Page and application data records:

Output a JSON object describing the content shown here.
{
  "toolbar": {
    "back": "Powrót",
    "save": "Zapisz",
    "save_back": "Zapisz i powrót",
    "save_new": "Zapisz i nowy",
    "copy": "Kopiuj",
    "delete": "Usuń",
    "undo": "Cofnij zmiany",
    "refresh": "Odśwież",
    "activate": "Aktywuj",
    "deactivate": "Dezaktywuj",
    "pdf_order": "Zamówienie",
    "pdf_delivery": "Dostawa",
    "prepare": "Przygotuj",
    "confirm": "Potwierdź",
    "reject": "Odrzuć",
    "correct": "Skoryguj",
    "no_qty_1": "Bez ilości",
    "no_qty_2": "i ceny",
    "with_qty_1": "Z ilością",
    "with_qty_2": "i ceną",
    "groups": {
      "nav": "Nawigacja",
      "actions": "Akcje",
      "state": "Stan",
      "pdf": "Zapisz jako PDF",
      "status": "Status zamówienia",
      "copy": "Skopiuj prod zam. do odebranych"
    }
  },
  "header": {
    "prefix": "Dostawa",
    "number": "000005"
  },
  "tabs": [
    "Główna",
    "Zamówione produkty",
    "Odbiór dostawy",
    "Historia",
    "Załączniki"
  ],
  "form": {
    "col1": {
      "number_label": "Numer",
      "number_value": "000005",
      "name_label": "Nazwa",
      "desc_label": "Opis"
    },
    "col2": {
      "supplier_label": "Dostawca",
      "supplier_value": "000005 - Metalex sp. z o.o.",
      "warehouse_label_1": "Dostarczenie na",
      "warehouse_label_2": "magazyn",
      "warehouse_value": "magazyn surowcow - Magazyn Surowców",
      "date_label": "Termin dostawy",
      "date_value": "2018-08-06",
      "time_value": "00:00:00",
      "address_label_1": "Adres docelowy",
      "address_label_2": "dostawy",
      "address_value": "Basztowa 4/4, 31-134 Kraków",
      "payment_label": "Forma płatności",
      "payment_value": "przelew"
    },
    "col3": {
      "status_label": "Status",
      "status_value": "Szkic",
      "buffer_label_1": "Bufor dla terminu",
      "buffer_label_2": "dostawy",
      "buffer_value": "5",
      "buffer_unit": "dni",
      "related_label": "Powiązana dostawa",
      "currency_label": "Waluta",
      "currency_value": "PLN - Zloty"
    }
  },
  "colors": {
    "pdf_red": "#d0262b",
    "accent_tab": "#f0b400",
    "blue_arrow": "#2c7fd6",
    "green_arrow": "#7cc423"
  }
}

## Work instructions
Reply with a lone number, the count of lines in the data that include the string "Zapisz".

## Expected answer
4